India to produce about 300 millon doses of Sputnik V vaccine in 2021.
#Russia is testing the first samples of its #SputnikV vaccine against #COVID19 that were produced in India – CEO of the @rdif_press Kirill Dmitriev. #Dmitriev:
India will produce about 300 mln doses of the Russian @sputnikvaccine in 2021
Russian authorities have taken a different path on vaccination, promoting the government-funded shot, which is based on genetically modified common cold viruses, before testing was complete.
Moscow approved Sputnik V for emergency use in August, before wide-scale clinical trials to prove its efficacy and safety had even begun.
World Health Organization and independent experts criticized the move as risky, noting that it undermined confidence in the vaccine, which Russia plans to market in more than 70 countries.
The financial company promoting the vaccine, the Russian Direct Investment Fund, released on Monday data from the interim result of its Phase 3 study, based on 22,714 participants receiving either the vaccine or a placebo. A total of 78 people across the two groups contracted Covid-19, the disease caused by the coronavirus.
Kirill Dmitriev, the chief executive of the fund, praised the result as “astonishing” and said it would help Russia apply for registration for Sputnik V in potential export markets. He said the fund intended to apply in Argentina this month, and in other Latin American nations and countries in Asia and Africa in January.
Russia has already shipped about 320,000 doses of the vaccine and inoculated about 200,000 people outside of the clinical trials.
The vaccine this month received a vote of confidence from AstraZeneca, the British-Swedish pharmaceutical giant, when it opened talks with Russian vaccine scientists about combining efforts.
The AstraZeneca vaccine, developed at the University of Oxford, England, showed encouraging but perplexing results: Two doses of the vaccine provided stronger results (90 percent efficacy) when the first dose was only at half strength than when two full-dose shots were injected (a 62 percent efficacy). The joint efforts will explore whether that vaccine can be made more effective if recipients also receive a shot of Sputnik V.

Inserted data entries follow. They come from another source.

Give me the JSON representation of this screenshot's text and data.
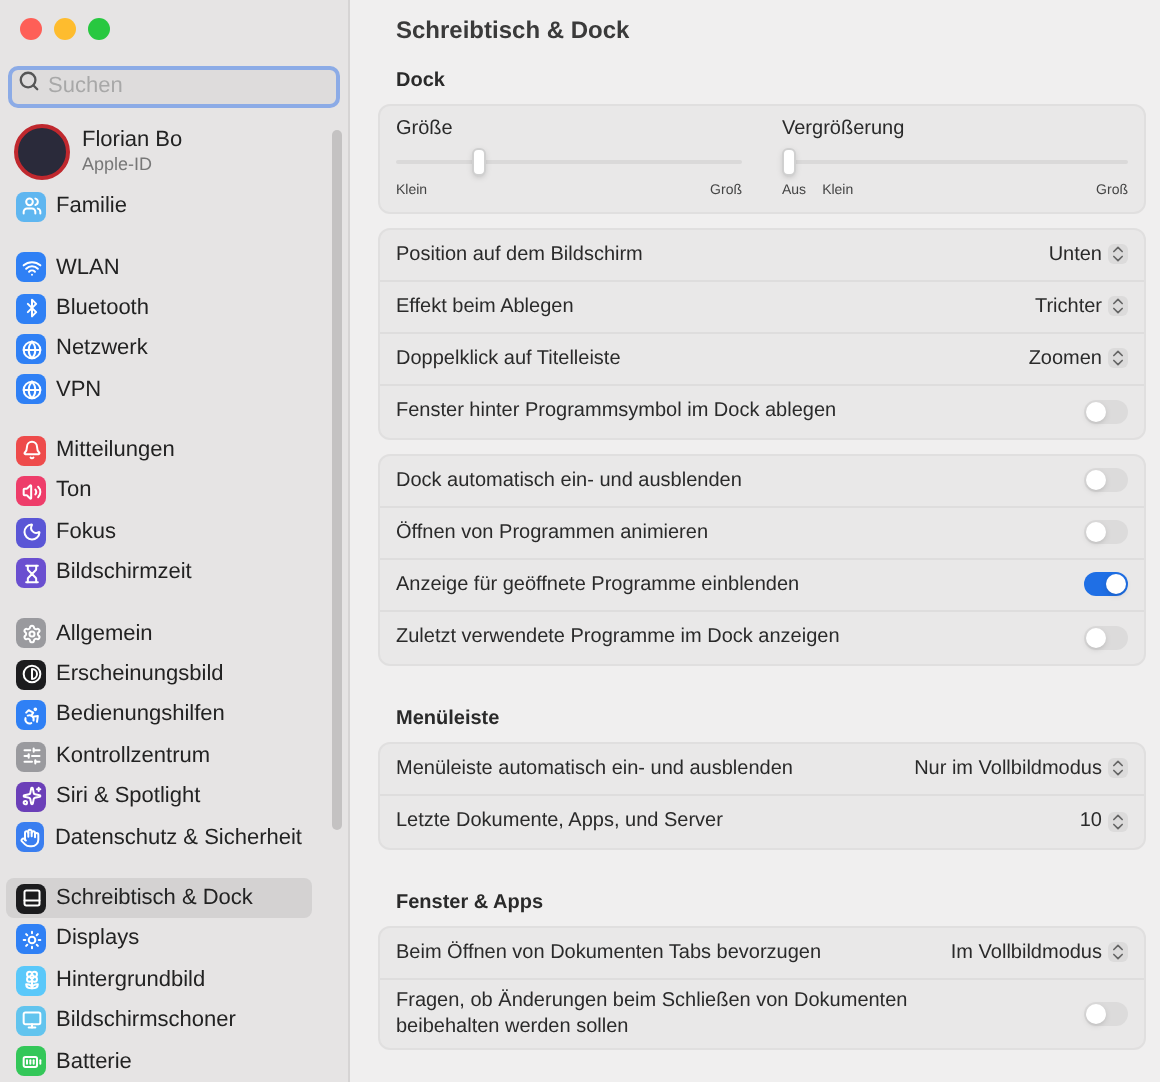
{
  "sidebar": {
    "search": {
      "placeholder": "Suchen"
    },
    "profile": {
      "name": "Florian Bo",
      "subtitle": "Apple-ID"
    },
    "groups": [
      {
        "items": [
          {
            "label": "Familie",
            "color": "#5fb6f0",
            "selected": false
          }
        ]
      },
      {
        "items": [
          {
            "label": "WLAN",
            "color": "#2f80f5",
            "selected": false
          },
          {
            "label": "Bluetooth",
            "color": "#2f80f5",
            "selected": false
          },
          {
            "label": "Netzwerk",
            "color": "#2f80f5",
            "selected": false
          },
          {
            "label": "VPN",
            "color": "#2f80f5",
            "selected": false
          }
        ]
      },
      {
        "items": [
          {
            "label": "Mitteilungen",
            "color": "#ee4b4b",
            "selected": false
          },
          {
            "label": "Ton",
            "color": "#ee3d6a",
            "selected": false
          },
          {
            "label": "Fokus",
            "color": "#5a56d6",
            "selected": false
          },
          {
            "label": "Bildschirmzeit",
            "color": "#6a4fd0",
            "selected": false
          }
        ]
      },
      {
        "items": [
          {
            "label": "Allgemein",
            "color": "#9a9a9e",
            "selected": false
          },
          {
            "label": "Erscheinungsbild",
            "color": "#1c1c1e",
            "selected": false
          },
          {
            "label": "Bedienungshilfen",
            "color": "#2f80f5",
            "selected": false
          },
          {
            "label": "Kontrollzentrum",
            "color": "#9a9a9e",
            "selected": false
          },
          {
            "label": "Siri & Spotlight",
            "color": "#6b3fb8",
            "selected": false
          },
          {
            "label": "Datenschutz & Sicherheit",
            "color": "#3a7ef0",
            "selected": false
          }
        ]
      },
      {
        "items": [
          {
            "label": "Schreibtisch & Dock",
            "color": "#1c1c1e",
            "selected": true
          },
          {
            "label": "Displays",
            "color": "#2f80f5",
            "selected": false
          },
          {
            "label": "Hintergrundbild",
            "color": "#5ac8fa",
            "selected": false
          },
          {
            "label": "Bildschirmschoner",
            "color": "#62c4ee",
            "selected": false
          },
          {
            "label": "Batterie",
            "color": "#34c759",
            "selected": false
          }
        ]
      }
    ]
  },
  "main": {
    "title": "Schreibtisch & Dock",
    "sections": [
      {
        "heading": "Dock",
        "sliders": [
          {
            "label": "Größe",
            "level": 0.23,
            "marks": [
              "Klein",
              "Groß"
            ]
          },
          {
            "label": "Vergrößerung",
            "level": 0,
            "marks": [
              "Aus",
              "Klein",
              "Groß"
            ]
          }
        ],
        "cards": [
          [
            {
              "kind": "select",
              "label": "Position auf dem Bildschirm",
              "value": "Unten"
            },
            {
              "kind": "select",
              "label": "Effekt beim Ablegen",
              "value": "Trichter"
            },
            {
              "kind": "select",
              "label": "Doppelklick auf Titelleiste",
              "value": "Zoomen"
            },
            {
              "kind": "toggle",
              "label": "Fenster hinter Programmsymbol im Dock ablegen",
              "on": false
            }
          ],
          [
            {
              "kind": "toggle",
              "label": "Dock automatisch ein- und ausblenden",
              "on": false
            },
            {
              "kind": "toggle",
              "label": "Öffnen von Programmen animieren",
              "on": false
            },
            {
              "kind": "toggle",
              "label": "Anzeige für geöffnete Programme einblenden",
              "on": true
            },
            {
              "kind": "toggle",
              "label": "Zuletzt verwendete Programme im Dock anzeigen",
              "on": false
            }
          ]
        ]
      },
      {
        "heading": "Menüleiste",
        "cards": [
          [
            {
              "kind": "select",
              "label": "Menüleiste automatisch ein- und ausblenden",
              "value": "Nur im Vollbildmodus"
            },
            {
              "kind": "select",
              "label": "Letzte Dokumente, Apps, und Server",
              "value": "10"
            }
          ]
        ]
      },
      {
        "heading": "Fenster & Apps",
        "cards": [
          [
            {
              "kind": "select",
              "label": "Beim Öffnen von Dokumenten Tabs bevorzugen",
              "value": "Im Vollbildmodus"
            },
            {
              "kind": "toggle",
              "label": "Fragen, ob Änderungen beim Schließen von Dokumenten beibehalten werden sollen",
              "on": false
            }
          ]
        ]
      }
    ]
  }
}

The Russian trial is scheduled to continue until May, but Mr. Dmitriev said that regulators might halt it on ethical grounds as the vaccine had been proved effective. The efficacy rate was similar to what the Russian group had reported earlier but based this time on a larger, more statistically relevant sample. The results were comparable to those of the Pfizer vaccine, which reported a 95 percent efficacy and has already been approved for use in several countries, and of Moderna’s, which reported a 94.1 percent efficacy rate.
— Andrew E. Kramer